US Wins 'Bananas War,' but Britain Makes Appeal
LONDON — Britain is girding for battle to save the Caribbean banana.
But promises by Agriculture Minister Jack Cunningham to "do all I can" to fight a World Trade Organization (WTO) ruling that the European Union (EU) must end special favors to the fruit's Caribbean producers may prove difficult to honor.
His task is being made no easier by the EU's decision last month to accept the WTO ruling, despite objections from some EU members, including Britain.
What economic analysts are calling the "banana wars" arise from a clash over new rules scheduled to take effect in January 1999. The rules would end four-year-old special quota arrangements under which the EU imports bananas from the Caribbean.
The governments of small Caribbean states such as St. Lucia, St. Vincent, and Dominica, say an end to the quotas would mean misery for their people. Banana exports represent between 40 and 50 percent of the three islands' total exports.
Dominican Prime Minister Edison James says, "Unless the WTO ruling is overturned, it will devastate our countries. Social and economic unrest will become inevitable."
But to Latin American producers, such as Ecuador, one of the world's biggest banana exporters, the situation looks very different. Alfredo Pinoargote, Ecuador's EU ambassador, claims Caribbean producers are inefficient. "Latin American farmers use mechanized production methods and harvest bananas at around $160 a ton," he says. "In the Caribbean, where small farms predominate and picking by hand is common, the cost can be $500 a ton."
Politics are also mixed up in the banana wars. The US multinational Chiquita is heavily involved in the Latin American banana trade. The Clinton administration backed demands last year by Chiquita to end special treatment for Caribbean producers. The WTO went along.
On bananas, Europeans are divided in their tastes: Britain, France, and southern European states tend to favor the smaller, curved fruit from the Caribbean. Germans and Scandinavians prefer the so-called "dollar banana" from Latin America, which is larger, yellower, and less sweet.
A European Commission official says, "Thanks largely to heavy consumption by Germans, Chiquita and Del Monte already have a big slice of the European market. People who prefer dollar bananas, but cannot obtain them, complain at having to pay a premium price for fruit from the Caribbean."
In his fight on behalf of the curved banana, Agriculture Minister Cunningham says he plans to convene a regional forum in February or March to discuss the economic and social problems facing Caribbean nations.

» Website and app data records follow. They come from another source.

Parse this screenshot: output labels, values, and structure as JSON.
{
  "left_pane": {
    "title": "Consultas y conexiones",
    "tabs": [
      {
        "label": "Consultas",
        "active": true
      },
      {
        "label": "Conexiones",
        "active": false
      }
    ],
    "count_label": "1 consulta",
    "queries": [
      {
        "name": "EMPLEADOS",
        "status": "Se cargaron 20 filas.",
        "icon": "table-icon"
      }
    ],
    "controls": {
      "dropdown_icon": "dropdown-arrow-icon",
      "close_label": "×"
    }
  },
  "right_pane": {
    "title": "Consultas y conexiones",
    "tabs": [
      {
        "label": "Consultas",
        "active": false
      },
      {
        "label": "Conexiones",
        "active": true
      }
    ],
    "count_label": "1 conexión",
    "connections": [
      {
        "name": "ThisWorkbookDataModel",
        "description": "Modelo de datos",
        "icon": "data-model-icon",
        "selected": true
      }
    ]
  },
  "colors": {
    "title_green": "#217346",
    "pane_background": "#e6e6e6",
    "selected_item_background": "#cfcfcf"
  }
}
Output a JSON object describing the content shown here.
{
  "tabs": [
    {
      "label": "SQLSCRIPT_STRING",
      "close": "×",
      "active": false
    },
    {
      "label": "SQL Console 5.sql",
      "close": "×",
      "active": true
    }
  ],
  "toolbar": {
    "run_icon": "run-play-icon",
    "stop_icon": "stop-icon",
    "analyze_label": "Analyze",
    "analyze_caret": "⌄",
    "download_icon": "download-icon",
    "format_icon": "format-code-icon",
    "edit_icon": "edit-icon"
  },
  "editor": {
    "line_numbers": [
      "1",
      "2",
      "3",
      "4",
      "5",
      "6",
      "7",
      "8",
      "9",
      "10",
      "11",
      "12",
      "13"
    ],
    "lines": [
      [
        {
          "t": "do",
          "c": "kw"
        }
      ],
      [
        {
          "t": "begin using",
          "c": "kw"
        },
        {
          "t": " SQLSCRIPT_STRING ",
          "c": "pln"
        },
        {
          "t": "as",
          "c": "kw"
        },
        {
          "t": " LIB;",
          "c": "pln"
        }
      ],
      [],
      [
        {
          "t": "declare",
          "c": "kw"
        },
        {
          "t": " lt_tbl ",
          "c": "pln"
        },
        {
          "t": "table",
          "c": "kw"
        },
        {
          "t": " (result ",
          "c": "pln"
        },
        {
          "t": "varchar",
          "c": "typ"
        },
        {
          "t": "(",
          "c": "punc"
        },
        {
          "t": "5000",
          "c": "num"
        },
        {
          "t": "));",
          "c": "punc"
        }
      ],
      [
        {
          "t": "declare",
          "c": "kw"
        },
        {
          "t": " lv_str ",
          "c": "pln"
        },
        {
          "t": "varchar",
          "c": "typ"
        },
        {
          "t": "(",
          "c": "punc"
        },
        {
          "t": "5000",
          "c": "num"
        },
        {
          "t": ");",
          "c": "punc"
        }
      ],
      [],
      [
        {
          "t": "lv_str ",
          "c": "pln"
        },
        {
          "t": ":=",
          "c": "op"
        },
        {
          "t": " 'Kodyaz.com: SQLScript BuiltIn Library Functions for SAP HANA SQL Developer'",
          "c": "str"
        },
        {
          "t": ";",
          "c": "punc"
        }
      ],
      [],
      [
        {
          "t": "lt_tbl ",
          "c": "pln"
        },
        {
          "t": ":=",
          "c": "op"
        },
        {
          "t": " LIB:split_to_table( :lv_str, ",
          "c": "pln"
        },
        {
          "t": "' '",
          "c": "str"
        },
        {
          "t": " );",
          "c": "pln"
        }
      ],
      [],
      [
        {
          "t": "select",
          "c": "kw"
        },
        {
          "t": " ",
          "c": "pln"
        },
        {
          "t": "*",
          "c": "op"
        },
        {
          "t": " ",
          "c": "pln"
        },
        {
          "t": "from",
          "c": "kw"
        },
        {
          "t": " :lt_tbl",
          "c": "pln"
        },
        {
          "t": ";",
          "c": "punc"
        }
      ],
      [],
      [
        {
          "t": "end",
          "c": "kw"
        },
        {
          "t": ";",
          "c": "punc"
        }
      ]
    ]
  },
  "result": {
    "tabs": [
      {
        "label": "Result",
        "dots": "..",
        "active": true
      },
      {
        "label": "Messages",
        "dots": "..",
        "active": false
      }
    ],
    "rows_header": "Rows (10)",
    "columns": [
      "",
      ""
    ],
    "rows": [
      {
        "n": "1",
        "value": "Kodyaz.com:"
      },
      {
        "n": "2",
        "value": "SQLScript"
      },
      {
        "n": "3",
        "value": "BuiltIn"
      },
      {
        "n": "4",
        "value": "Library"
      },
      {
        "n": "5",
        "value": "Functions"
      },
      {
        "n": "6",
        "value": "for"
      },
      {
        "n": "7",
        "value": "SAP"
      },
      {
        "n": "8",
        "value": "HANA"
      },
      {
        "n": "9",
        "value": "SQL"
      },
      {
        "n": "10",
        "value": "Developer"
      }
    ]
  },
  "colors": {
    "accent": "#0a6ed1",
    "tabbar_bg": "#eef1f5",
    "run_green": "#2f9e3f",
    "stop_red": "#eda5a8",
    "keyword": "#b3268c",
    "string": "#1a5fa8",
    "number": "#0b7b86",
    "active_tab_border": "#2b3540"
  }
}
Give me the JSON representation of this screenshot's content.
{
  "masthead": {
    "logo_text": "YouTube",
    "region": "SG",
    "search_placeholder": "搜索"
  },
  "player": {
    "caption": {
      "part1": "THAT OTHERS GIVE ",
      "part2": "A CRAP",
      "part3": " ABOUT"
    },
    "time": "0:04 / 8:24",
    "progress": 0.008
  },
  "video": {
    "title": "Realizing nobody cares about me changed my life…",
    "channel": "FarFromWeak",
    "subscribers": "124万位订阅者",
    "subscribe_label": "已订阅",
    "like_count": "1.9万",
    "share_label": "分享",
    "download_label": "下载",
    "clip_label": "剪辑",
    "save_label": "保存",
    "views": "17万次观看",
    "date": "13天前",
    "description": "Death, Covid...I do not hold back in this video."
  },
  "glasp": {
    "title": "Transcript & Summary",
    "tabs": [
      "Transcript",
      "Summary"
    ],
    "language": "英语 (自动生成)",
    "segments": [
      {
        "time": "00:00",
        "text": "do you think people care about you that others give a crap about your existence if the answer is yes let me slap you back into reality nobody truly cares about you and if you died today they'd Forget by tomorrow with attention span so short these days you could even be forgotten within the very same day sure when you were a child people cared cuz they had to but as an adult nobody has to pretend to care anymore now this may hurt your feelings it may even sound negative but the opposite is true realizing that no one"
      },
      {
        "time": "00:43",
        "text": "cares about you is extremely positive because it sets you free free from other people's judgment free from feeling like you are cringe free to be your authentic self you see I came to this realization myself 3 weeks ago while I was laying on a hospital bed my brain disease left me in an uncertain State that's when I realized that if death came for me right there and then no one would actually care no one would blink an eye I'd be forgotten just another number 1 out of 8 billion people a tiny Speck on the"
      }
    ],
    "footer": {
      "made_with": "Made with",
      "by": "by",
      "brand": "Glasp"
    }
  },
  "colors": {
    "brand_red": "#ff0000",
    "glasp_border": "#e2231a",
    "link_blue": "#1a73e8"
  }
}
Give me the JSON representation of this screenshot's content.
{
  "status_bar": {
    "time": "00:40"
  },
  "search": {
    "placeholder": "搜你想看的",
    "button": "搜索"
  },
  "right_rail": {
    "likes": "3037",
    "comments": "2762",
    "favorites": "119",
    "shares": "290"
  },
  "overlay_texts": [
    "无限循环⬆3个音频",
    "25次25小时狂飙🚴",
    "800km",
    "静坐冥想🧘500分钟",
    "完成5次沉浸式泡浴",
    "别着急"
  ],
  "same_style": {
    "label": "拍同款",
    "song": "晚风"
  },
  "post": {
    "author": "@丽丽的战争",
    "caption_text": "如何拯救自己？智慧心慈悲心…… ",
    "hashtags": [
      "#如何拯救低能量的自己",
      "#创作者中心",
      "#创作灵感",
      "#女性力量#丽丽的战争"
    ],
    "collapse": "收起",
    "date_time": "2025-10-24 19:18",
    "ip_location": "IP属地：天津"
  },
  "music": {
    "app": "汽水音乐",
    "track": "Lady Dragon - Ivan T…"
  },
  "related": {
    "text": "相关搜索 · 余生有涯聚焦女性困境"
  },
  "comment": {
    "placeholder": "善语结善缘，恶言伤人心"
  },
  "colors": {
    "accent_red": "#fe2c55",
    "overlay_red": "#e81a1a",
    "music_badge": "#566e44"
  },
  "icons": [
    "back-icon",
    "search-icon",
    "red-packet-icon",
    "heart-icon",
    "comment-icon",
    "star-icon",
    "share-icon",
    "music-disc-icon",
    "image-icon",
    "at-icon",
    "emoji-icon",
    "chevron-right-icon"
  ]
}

To succeed, however, Britain and its supporters will have to persuade the EU to find a way to keep Caribbean bananas flowing.
One possibility is for the EU to pay compensation to Latin American governments in lieu of an expansion of their European banana trade.
But during a recent visit to Britain, Ecuador's President Fabian Alarcon said the EU had "an international obligation" to implement WTO rules. "We would not accept any kind of compensation," he declared. "Bananas are our life."